Why are love letters so powerful? Why does the written word feel more sincere and passionate than when spoken? Perhaps it is that intimacy that entwines souls when words, unfurled from the page, create the most cerebral and intimate connection two people can share. Unlike conversation, a letter can be held and smoldering words can be read again and again. The sender is absent and yet we are in the company of their thoughts with that piece of paper, touched and inked by their hand. Words have the power to cast a spell on our hearts and enkindle our deepest emotions.
The Victorians were masters at writing love letters because they had to be. With rigidity surrounding courtship, correspondence became one of the only means for letting feelings be known. There was even a handbook The New Lover’s Instructor which contained a collection of fictional letters and compliment cards that were intended as templates for the love-smitten to use during courtship. This handy little manual offered advice on how to compose a well polished letter for every stage of courtship.
It takes more than a template, however, to write a truly impassioned love letter. When inspired by the depths of desire, words tumble from the heart rather than being carefully selected. It has been said that being in the throes of love is a form of madness so it is no surprise that the product of those emotions is unruly and wild. Some famous love-struck victims have had their words immortalized and have captured the desperation of their tormented souls. We have collected a few examples from history that we consider to be the most sincere and swoon worthy words ever written.
Napoleon fell desperately in love at the age of 26 with a 32-year-old widow, Joséphine de Beauharnais, who was the love of his life. He wrote her over 75,000 love letters and conquered her heart as well as most of Europe. Desperate for an heir, he later divorced his beloved Josephine to sire a son, but his last word on his deathbed was her name.
Prince Albert and Queen Victoria are known for having one of the most romantic relationships in the history of the British monarchy. Albert penned these sweet words to Victoria shortly before their wedding day.
Clementine was Winston Churchill’s rock and his true love, but their marriage was anything but peaceful. They argued over political views and she once hurled a plate of spinach at him over a spat about money.
John Keats met Fanny Brawne in late 1818 when he moved next door to the Brawne family, and it wasn’t long before Keats was head-over-heels in love with Fanny. He wrote love letters declaring his love for her for three years until his death in 1821.
Mark Twain saw a picture of his wife-to-be, Olivia, and it was love at first sight. Known for his ease with words, he wrote this letter for his wife’s birthday in 1875 and claimed that he fell in love with her again each day.
One of the greatest mysteries of the well-documented life of beloved composer Ludwig van Beethoven is the identity of his great love, which he addressed as his “Immortal Beloved” in an unsent letter found after his death.
Zelda and F. Scott Fitzgerald
The two were drawn to each other instantly and fell in love like it was meant to be. Despite a volatile relationship, they knew they could not bear to be apart.

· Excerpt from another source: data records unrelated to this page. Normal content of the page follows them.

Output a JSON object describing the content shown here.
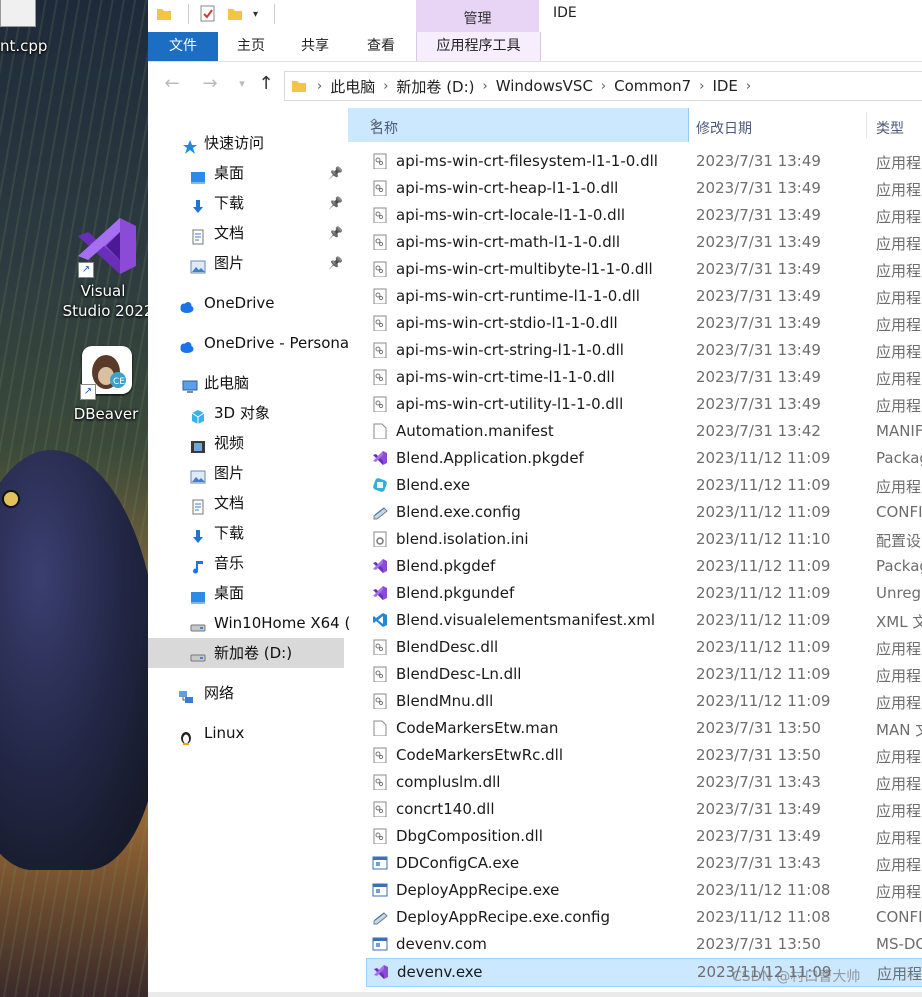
{
  "desktop": {
    "file_label": "nt.cpp",
    "shortcut_vs_line1": "Visual",
    "shortcut_vs_line2": "Studio 2022",
    "shortcut_dbeaver": "DBeaver"
  },
  "titlebar": {
    "context_tab": "管理",
    "window_title": "IDE"
  },
  "ribbon": {
    "tabs": [
      "文件",
      "主页",
      "共享",
      "查看",
      "应用程序工具"
    ]
  },
  "address": {
    "crumbs": [
      "此电脑",
      "新加卷 (D:)",
      "WindowsVSC",
      "Common7",
      "IDE"
    ]
  },
  "sidebar": {
    "items": [
      {
        "label": "快速访问",
        "icon": "star-icon"
      },
      {
        "label": "桌面",
        "icon": "desktop-folder-icon",
        "pinned": true
      },
      {
        "label": "下载",
        "icon": "download-arrow-icon",
        "pinned": true
      },
      {
        "label": "文档",
        "icon": "document-icon",
        "pinned": true
      },
      {
        "label": "图片",
        "icon": "pictures-icon",
        "pinned": true
      },
      {
        "label": "OneDrive",
        "icon": "cloud-icon"
      },
      {
        "label": "OneDrive - Persona",
        "icon": "cloud-icon"
      },
      {
        "label": "此电脑",
        "icon": "computer-icon"
      },
      {
        "label": "3D 对象",
        "icon": "cube-icon"
      },
      {
        "label": "视频",
        "icon": "video-icon"
      },
      {
        "label": "图片",
        "icon": "pictures-icon"
      },
      {
        "label": "文档",
        "icon": "document-icon"
      },
      {
        "label": "下载",
        "icon": "download-arrow-icon"
      },
      {
        "label": "音乐",
        "icon": "music-note-icon"
      },
      {
        "label": "桌面",
        "icon": "desktop-folder-icon"
      },
      {
        "label": "Win10Home X64 (",
        "icon": "drive-icon"
      },
      {
        "label": "新加卷 (D:)",
        "icon": "drive-icon",
        "selected": true
      },
      {
        "label": "网络",
        "icon": "network-icon"
      },
      {
        "label": "Linux",
        "icon": "penguin-icon"
      }
    ]
  },
  "columns": {
    "name": "名称",
    "date": "修改日期",
    "type": "类型"
  },
  "files": [
    {
      "name": "api-ms-win-crt-filesystem-l1-1-0.dll",
      "date": "2023/7/31 13:49",
      "type": "应用程",
      "icon": "dll-icon"
    },
    {
      "name": "api-ms-win-crt-heap-l1-1-0.dll",
      "date": "2023/7/31 13:49",
      "type": "应用程",
      "icon": "dll-icon"
    },
    {
      "name": "api-ms-win-crt-locale-l1-1-0.dll",
      "date": "2023/7/31 13:49",
      "type": "应用程",
      "icon": "dll-icon"
    },
    {
      "name": "api-ms-win-crt-math-l1-1-0.dll",
      "date": "2023/7/31 13:49",
      "type": "应用程",
      "icon": "dll-icon"
    },
    {
      "name": "api-ms-win-crt-multibyte-l1-1-0.dll",
      "date": "2023/7/31 13:49",
      "type": "应用程",
      "icon": "dll-icon"
    },
    {
      "name": "api-ms-win-crt-runtime-l1-1-0.dll",
      "date": "2023/7/31 13:49",
      "type": "应用程",
      "icon": "dll-icon"
    },
    {
      "name": "api-ms-win-crt-stdio-l1-1-0.dll",
      "date": "2023/7/31 13:49",
      "type": "应用程",
      "icon": "dll-icon"
    },
    {
      "name": "api-ms-win-crt-string-l1-1-0.dll",
      "date": "2023/7/31 13:49",
      "type": "应用程",
      "icon": "dll-icon"
    },
    {
      "name": "api-ms-win-crt-time-l1-1-0.dll",
      "date": "2023/7/31 13:49",
      "type": "应用程",
      "icon": "dll-icon"
    },
    {
      "name": "api-ms-win-crt-utility-l1-1-0.dll",
      "date": "2023/7/31 13:49",
      "type": "应用程",
      "icon": "dll-icon"
    },
    {
      "name": "Automation.manifest",
      "date": "2023/7/31 13:42",
      "type": "MANIF",
      "icon": "blank-file-icon"
    },
    {
      "name": "Blend.Application.pkgdef",
      "date": "2023/11/12 11:09",
      "type": "Packag",
      "icon": "visual-studio-icon"
    },
    {
      "name": "Blend.exe",
      "date": "2023/11/12 11:09",
      "type": "应用程",
      "icon": "blend-app-icon"
    },
    {
      "name": "Blend.exe.config",
      "date": "2023/11/12 11:09",
      "type": "CONFI",
      "icon": "config-file-icon"
    },
    {
      "name": "blend.isolation.ini",
      "date": "2023/11/12 11:10",
      "type": "配置设",
      "icon": "ini-file-icon"
    },
    {
      "name": "Blend.pkgdef",
      "date": "2023/11/12 11:09",
      "type": "Packag",
      "icon": "visual-studio-icon"
    },
    {
      "name": "Blend.pkgundef",
      "date": "2023/11/12 11:09",
      "type": "Unreg",
      "icon": "visual-studio-icon"
    },
    {
      "name": "Blend.visualelementsmanifest.xml",
      "date": "2023/11/12 11:09",
      "type": "XML 文",
      "icon": "vscode-icon"
    },
    {
      "name": "BlendDesc.dll",
      "date": "2023/11/12 11:09",
      "type": "应用程",
      "icon": "dll-icon"
    },
    {
      "name": "BlendDesc-Ln.dll",
      "date": "2023/11/12 11:09",
      "type": "应用程",
      "icon": "dll-icon"
    },
    {
      "name": "BlendMnu.dll",
      "date": "2023/11/12 11:09",
      "type": "应用程",
      "icon": "dll-icon"
    },
    {
      "name": "CodeMarkersEtw.man",
      "date": "2023/7/31 13:50",
      "type": "MAN 文",
      "icon": "blank-file-icon"
    },
    {
      "name": "CodeMarkersEtwRc.dll",
      "date": "2023/7/31 13:50",
      "type": "应用程",
      "icon": "dll-icon"
    },
    {
      "name": "compluslm.dll",
      "date": "2023/7/31 13:43",
      "type": "应用程",
      "icon": "dll-icon"
    },
    {
      "name": "concrt140.dll",
      "date": "2023/7/31 13:49",
      "type": "应用程",
      "icon": "dll-icon"
    },
    {
      "name": "DbgComposition.dll",
      "date": "2023/7/31 13:49",
      "type": "应用程",
      "icon": "dll-icon"
    },
    {
      "name": "DDConfigCA.exe",
      "date": "2023/7/31 13:43",
      "type": "应用程",
      "icon": "exe-window-icon"
    },
    {
      "name": "DeployAppRecipe.exe",
      "date": "2023/11/12 11:08",
      "type": "应用程",
      "icon": "exe-window-icon"
    },
    {
      "name": "DeployAppRecipe.exe.config",
      "date": "2023/11/12 11:08",
      "type": "CONFI",
      "icon": "config-file-icon"
    },
    {
      "name": "devenv.com",
      "date": "2023/7/31 13:50",
      "type": "MS-DC",
      "icon": "exe-window-icon"
    },
    {
      "name": "devenv.exe",
      "date": "2023/11/12 11:09",
      "type": "应用程",
      "icon": "visual-studio-icon",
      "selected": true
    }
  ],
  "watermark": "CSDN @村口曹大帅"
}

They were married for 20 years and whenever separated by distance, they wrote heartfelt letters to each other which were later published as, Dear Scott, Dearest Zelda.
In a few weeks, St. Valentine’s Day will be upon us and maybe some of these great romantics will inspire you to take pen to paper and express your sincerest affection for the one you hold most dear. The sentiment of the human heart is more precious than gold and a gift of words lasts a lifetime. Centuries have passed and so much has been forgotten, but heartfelt words inspired by epic romances, never fade.